Assisted Reality vs Augmented Reality for Industrial Companies
A common use of augmented reality is through the user holding a device such as a mobile phone or a tablet through which to see overlaid graphics (such as the Apple example above). There are also certain devices, sometimes referred to as mixed reality devices, such as the HoloLens 2, which use transparent near-eye displays to achieve the same thing while allowing users to retain the use of their hands. Overlaid graphics are intended to be engaged with using gestures, like swiping or pinching, or through voice.
Assisted reality displays don’t overlay graphics but present them within a micro-display positioned close to the eye that uses optical wizardry to appear the size of a handheld tablet. This configuration is intended to allow users to focus on the physical world and simply glance at the display when needed – it’s the virtual as secondary to the physical. Controlling what is shown on the display is done through voice commands.
So which is better? For use cases we’ve seen most often in the industrial space, like inspections, guided work instructions, and maintenance job execution, it’s clear that users should be focussing on the physical environment as opposed to the virtual and that they need their hands for the task, well, at hand. We’d say assisted reality wins out in this regard.
- A worker using an assisted reality device (Image: RealWear).
This is probably the most compelling reason to use assisted reality as opposed to augmented reality – you want to declutter the worker’s environment, not introduce new virtual obstructions.
It’s a fairly simple consideration, but many of our customers consider it to be one of the most important.
Usability in Industrial Environments
Leaders at industrial companies are typically well aware of the dynamic, noisy and sometimes harsh conditions their workers operate in. As technology adoption within these environments has grown over the past few decades, seasoned industrial workers would have seen promising new technologies fail or be rendered unusable because they had not been designed for industrial use.

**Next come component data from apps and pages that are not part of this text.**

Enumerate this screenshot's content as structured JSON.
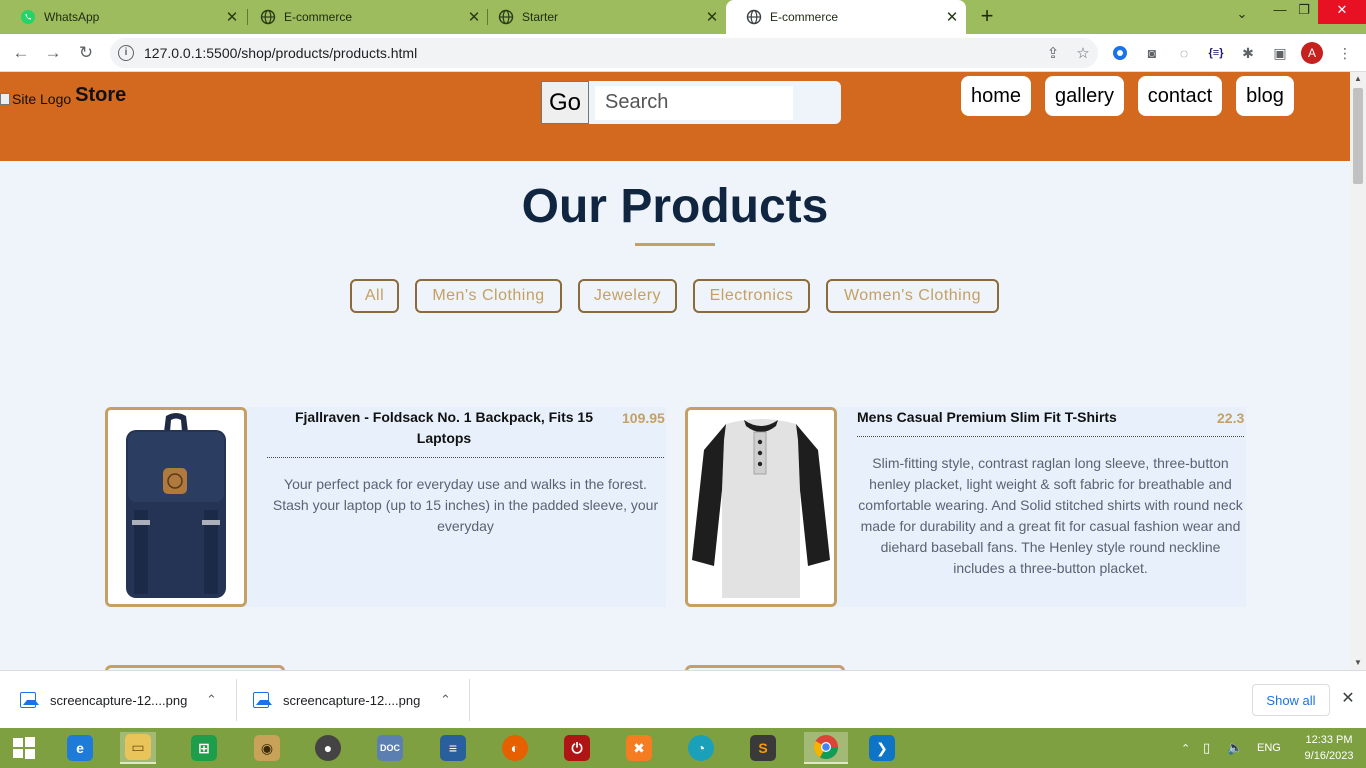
{
  "browser": {
    "tabs": [
      {
        "title": "WhatsApp",
        "icon": "whatsapp-icon",
        "active": false
      },
      {
        "title": "E-commerce",
        "icon": "globe-icon",
        "active": false
      },
      {
        "title": "Starter",
        "icon": "globe-icon",
        "active": false
      },
      {
        "title": "E-commerce",
        "icon": "globe-icon",
        "active": true
      }
    ],
    "url": "127.0.0.1:5500/shop/products/products.html",
    "profile_initial": "A"
  },
  "site": {
    "logo_alt": "Site Logo",
    "brand": "Store",
    "search": {
      "button_label": "Go",
      "placeholder": "Search"
    },
    "nav": [
      "home",
      "gallery",
      "contact",
      "blog"
    ],
    "colors": {
      "header": "#d2691e",
      "accent": "#c4a064",
      "title": "#10253f"
    }
  },
  "main": {
    "title": "Our Products",
    "filters": [
      "All",
      "Men's Clothing",
      "Jewelery",
      "Electronics",
      "Women's Clothing"
    ],
    "products": [
      {
        "name": "Fjallraven - Foldsack No. 1 Backpack, Fits 15 Laptops",
        "price": "109.95",
        "description": "Your perfect pack for everyday use and walks in the forest. Stash your laptop (up to 15 inches) in the padded sleeve, your everyday"
      },
      {
        "name": "Mens Casual Premium Slim Fit T-Shirts",
        "price": "22.3",
        "description": "Slim-fitting style, contrast raglan long sleeve, three-button henley placket, light weight & soft fabric for breathable and comfortable wearing. And Solid stitched shirts with round neck made for durability and a great fit for casual fashion wear and diehard baseball fans. The Henley style round neckline includes a three-button placket."
      }
    ]
  },
  "downloads": {
    "items": [
      "screencapture-12....png",
      "screencapture-12....png"
    ],
    "show_all": "Show all"
  },
  "taskbar": {
    "language": "ENG",
    "time": "12:33 PM",
    "date": "9/16/2023"
  }
}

The question must therefore not just be: Is this technology useful? But: Is this technology useful within the context of industrial environments? While augmented reality is certainly generally useful, we haven’t seen augmented reality systems specifically designed for industrial use as their primary application. In addition, many of these augmented reality systems have limitations such as short battery life, insufficient noise cancellation for microphones, and poor performance in bright or very dark environments that show the industrial arena is more of an afterthought than a design first principle.
The XR spectrum is large, covering the physical world through to full virtual immersion. Points on that spectrum, in order from less to more immersive, include assisted reality (aR), augmented reality (AR) and virtual reality (VR).
For industrial companies looking to invest in practical, useful XR technology, we’d say that assisted reality wins when it comes to hands-free use, worker safety and usability in industrial environments. There is a place for AR and VR, we just don’t see those technologies as being mature for impactful use within industrial environments just yet.
JourneyApps provides a rapid way to build custom apps for RealWear® HMT, mobile and desktop. Auto voice commands are simple to set up and manage, we provide offline support out of the box, and deploying apps happens with a single click. Comes with prebuilt ERP integrations. If you are interested, please contact us to schedule a demo. You can also visit our RealWear page to learn more and subscribe for notifications about new blog posts.